Älvsjö is a district of the city of Stockholm Municipality in Sweden, located in the borough Älvsjö in Söderort. It has the biggest rentable facility in northern Europe called Stockholm International Fairs, the hotel Rica Talk Hotel, which both are located east of Älvsjö commuter train station. In 2017, the total population of the district was 1,530 inhabitants; the name was written Elffuesio in 1461. The origin of the first element is unclear – it is derived from an Old Swedish male name *Ælve, but that interpretation is uncertain; the last element sjö'lake' refers to Brännkyrkasjön, a former lake east of Älvsjö
Södermalm is a city district area in central Stockholm, created 1 January 2007, through the merging of the boroughs of Maria-Gamla Stan and Katarina-Sofia.
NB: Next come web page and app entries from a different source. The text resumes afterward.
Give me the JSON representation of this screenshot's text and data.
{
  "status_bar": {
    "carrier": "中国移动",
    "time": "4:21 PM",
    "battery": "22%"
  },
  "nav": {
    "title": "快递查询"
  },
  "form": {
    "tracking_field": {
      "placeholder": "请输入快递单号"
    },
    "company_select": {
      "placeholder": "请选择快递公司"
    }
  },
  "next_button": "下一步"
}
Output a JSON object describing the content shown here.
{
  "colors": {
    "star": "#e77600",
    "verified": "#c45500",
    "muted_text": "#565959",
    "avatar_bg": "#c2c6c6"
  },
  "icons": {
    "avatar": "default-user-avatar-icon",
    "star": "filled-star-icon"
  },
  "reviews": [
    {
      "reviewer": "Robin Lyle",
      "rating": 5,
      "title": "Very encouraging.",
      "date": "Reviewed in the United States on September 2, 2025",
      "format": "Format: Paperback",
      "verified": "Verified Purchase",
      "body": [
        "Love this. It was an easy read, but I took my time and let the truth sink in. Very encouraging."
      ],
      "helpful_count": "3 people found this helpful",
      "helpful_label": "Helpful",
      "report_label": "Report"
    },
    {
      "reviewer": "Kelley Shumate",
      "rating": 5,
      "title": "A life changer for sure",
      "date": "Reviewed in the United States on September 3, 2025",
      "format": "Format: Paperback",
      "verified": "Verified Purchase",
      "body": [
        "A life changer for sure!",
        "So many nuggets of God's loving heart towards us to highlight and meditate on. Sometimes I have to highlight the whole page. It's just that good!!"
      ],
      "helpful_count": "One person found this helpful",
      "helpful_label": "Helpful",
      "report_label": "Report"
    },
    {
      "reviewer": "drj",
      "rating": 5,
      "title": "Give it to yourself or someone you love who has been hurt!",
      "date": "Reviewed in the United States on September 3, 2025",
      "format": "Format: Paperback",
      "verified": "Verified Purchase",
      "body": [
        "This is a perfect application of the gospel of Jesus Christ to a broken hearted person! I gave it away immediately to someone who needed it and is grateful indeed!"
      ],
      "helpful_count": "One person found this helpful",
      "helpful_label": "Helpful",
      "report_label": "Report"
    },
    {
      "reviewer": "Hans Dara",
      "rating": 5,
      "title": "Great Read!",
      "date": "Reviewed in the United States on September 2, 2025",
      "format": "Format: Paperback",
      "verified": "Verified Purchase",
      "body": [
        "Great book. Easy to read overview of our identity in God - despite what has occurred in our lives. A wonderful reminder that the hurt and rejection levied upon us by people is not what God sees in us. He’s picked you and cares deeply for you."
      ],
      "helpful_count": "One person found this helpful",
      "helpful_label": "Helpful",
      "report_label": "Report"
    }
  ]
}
It covers the island of some neighboring districts. Södermalm is shortened "Söder"; the two former boroughs made up the western half of the island of Södermalm. The Maria-Gamla Stan included the island districts of Gamla Stan, Långholmen, Riddarholmen and Årsta holmar. All these districts are now parts of the new Södermalm borough. Maria-Gamla Stan was the result of a previous merging between the original borough with the same name, the former borough of Hornstull, in 1999. Södermalm borough has a population of around 110,000, making it the most populated borough of Stockholm; the area Hammarby Sjöstad is located in the Södermalm borough. Media related to Södermalm at Wikimedia Commons
Norrmalm is a borough in central Stockholm, named after the dominating district. Except Norrmalm there are two districts in the borough: Vasastaden. A portion of northern Östermalm is organized in Norrmalm borough; the population as of 2004 is 61,905 on an area of 4.95 km², which gives a density of 12,506.06/km². The most populous district is Vasastaden. Media related to Norrmalm at Wikimedia Commons